(A Grand Love Theme - Kid Loco)
He walked up the stairs from the platform, and along the concourse towards the main entrance. When he got there he stood with the other people looking up at the board. He'd just missed his connection, and the next train was in half an hour. He wasn't in any rush, so it was no big deal. He'd go for a coffee. Platform 6a, platform 6a, platform 6a, he said to himself, although he knew that by the time he'd finished his coffee he'd have forgotten and he'd have to wander back over to the board, find his train in the shifting flicker of signs of departures everywhere else.
He loved travelling by train, even if it was for work. For two or three hours, there was no call on him, he was anonymous and unknown, drifting free in a half-world that was neither where he'd been or where he was going. It often occurred to him that he could get off somewhere he wasn't meant to be, take a connecting train he wasn't meant to take, end up somewhere he'd never been. He never did, but just the thought was enough.
He turned to walk towards Costa, a latte and a croissant, twenty minutes watching the world coming and going, and she was stood off to his right, oblivious, staring up at the board and biting her bottom lip in concentration, the way she always did. She wore a suit that looked good on her, had a suitcase on wheels at her feet, and her hand wrapped round a cup of coffee, wrapped around far enough that he could see the wedding ring.
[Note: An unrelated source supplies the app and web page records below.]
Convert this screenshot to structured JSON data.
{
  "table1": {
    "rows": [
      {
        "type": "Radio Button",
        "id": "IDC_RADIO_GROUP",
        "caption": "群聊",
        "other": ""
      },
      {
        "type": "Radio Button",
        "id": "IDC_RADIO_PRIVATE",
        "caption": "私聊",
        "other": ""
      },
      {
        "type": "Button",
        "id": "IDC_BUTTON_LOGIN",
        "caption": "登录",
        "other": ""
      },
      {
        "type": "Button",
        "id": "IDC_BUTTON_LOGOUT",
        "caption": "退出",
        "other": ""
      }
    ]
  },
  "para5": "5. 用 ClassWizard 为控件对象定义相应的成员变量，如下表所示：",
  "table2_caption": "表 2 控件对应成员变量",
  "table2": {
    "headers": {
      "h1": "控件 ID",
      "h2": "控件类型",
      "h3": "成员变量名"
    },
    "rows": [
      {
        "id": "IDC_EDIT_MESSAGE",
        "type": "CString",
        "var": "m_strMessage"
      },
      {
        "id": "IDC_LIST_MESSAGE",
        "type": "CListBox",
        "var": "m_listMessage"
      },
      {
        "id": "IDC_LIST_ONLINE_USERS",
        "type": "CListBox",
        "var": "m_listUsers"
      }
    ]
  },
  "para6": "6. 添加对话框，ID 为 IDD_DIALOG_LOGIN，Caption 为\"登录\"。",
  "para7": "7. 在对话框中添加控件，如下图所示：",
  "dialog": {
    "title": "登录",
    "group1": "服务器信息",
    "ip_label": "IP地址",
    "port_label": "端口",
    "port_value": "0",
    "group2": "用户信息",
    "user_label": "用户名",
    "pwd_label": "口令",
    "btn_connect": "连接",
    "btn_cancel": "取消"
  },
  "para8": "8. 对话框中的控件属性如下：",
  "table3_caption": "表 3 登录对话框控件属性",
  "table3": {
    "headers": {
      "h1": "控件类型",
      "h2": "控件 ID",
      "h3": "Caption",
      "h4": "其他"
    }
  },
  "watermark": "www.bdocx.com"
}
He knew she'd been married, had seen the pictures of the kids on her Facebook album until she changed the settings to friends only. She and he weren't friends because they had been many things but never that, and never would be that, and besides there was new partners and their feelings to think of, and it was easier to try and quarantine the past and shut away temptation. They had split many years before, but whenever they ran into each other that never seemed to stop them, and they would end up in a spiral of stolen nights and recriminations and vows of never again, never again.
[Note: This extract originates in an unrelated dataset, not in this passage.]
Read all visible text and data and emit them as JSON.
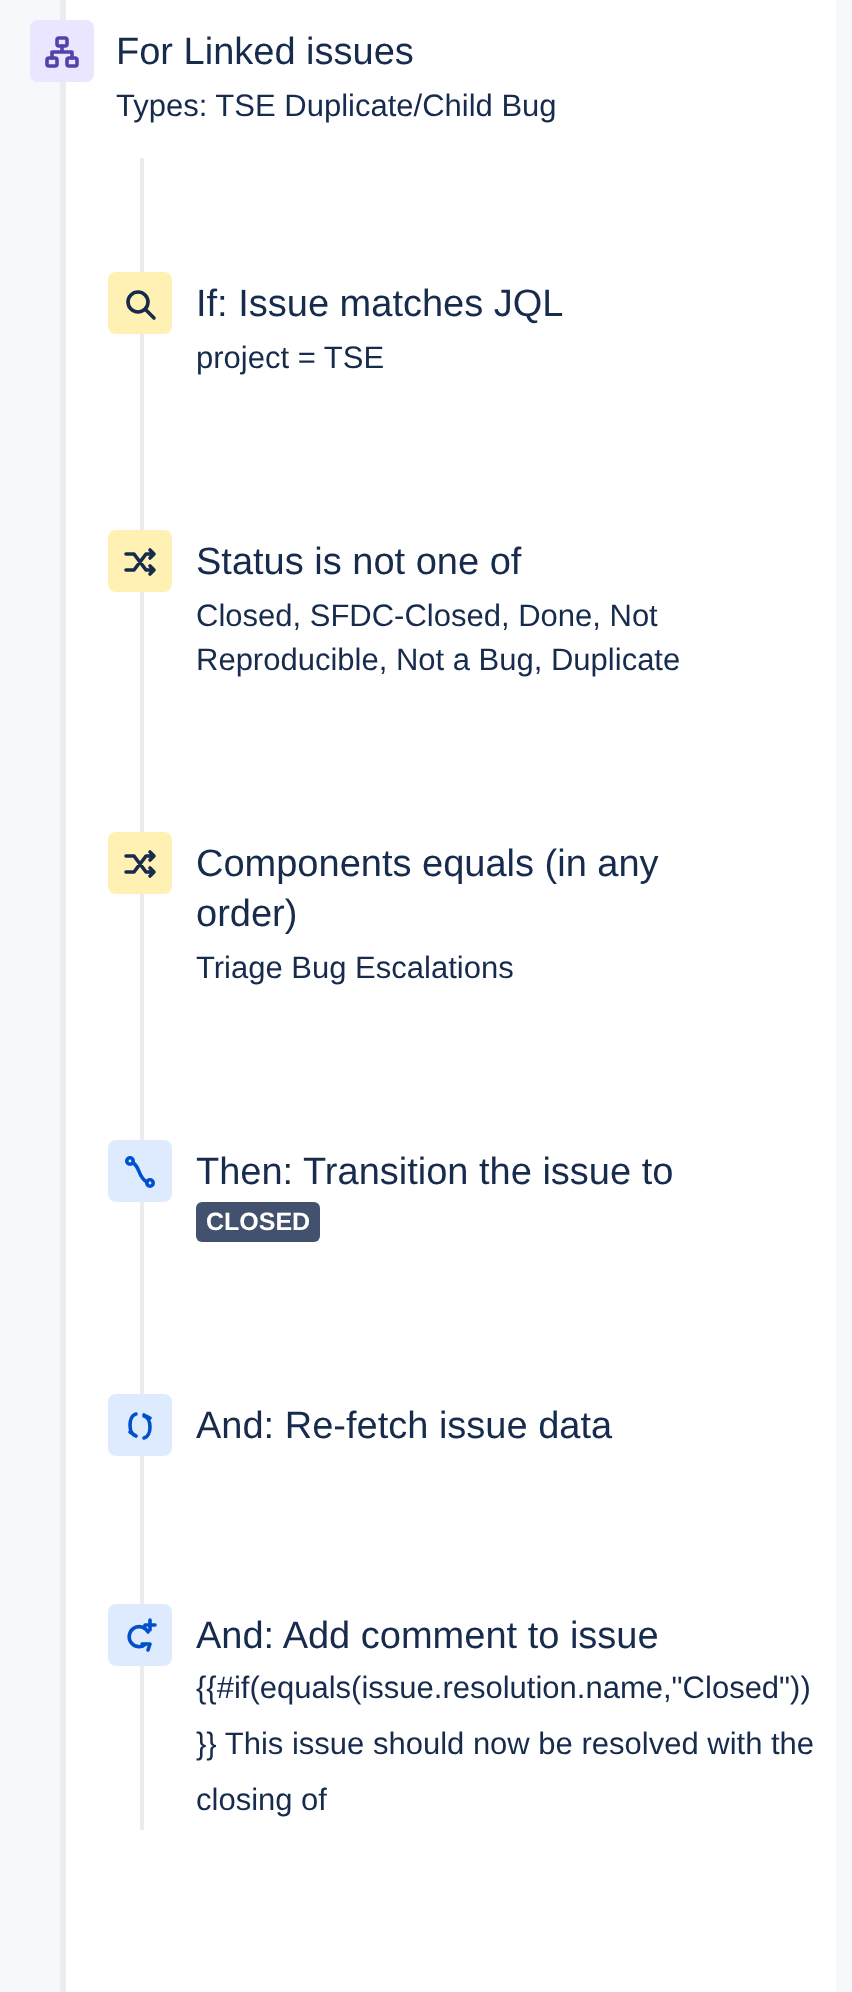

He lost two new relationships as a result of it, and she lost her first engagement and all their friends thought that they would get back together in the end, but without knowing how, the two of them knew that it would never work. Then she moved city, and they stopped running into each other, and years passed, and along came marriages and children and songs skipped when they came up on shuffle because they brought back too much.
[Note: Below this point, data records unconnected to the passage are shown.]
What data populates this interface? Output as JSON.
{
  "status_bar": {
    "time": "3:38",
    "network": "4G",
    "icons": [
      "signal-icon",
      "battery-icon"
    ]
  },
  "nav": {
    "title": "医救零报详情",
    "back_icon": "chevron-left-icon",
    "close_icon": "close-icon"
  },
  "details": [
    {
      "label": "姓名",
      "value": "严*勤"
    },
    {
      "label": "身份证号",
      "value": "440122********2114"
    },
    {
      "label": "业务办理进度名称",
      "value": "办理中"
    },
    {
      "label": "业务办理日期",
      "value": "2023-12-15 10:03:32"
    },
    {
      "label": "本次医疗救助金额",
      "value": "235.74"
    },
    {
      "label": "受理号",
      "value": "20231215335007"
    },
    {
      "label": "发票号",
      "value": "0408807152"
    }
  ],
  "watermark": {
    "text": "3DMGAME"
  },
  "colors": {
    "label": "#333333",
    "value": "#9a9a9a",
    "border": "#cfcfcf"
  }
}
He watched for a moment. She was older, like him. A few lines and a few pounds but then who hadn't. He knew how it would go, because it had always gone the same. Either they would make time now and miss trains and meetings, or arrangements would be made and numbers would be swapped, and in a week or two they would be in some shitty Premier Inn, closing out the world and falling back into each other as if not a day had passed. There was no doubt. It was like the sun rising, or the rain coming.
He smiled to himself, and he hoped she was happy, and he turned and walked off to platform 6a.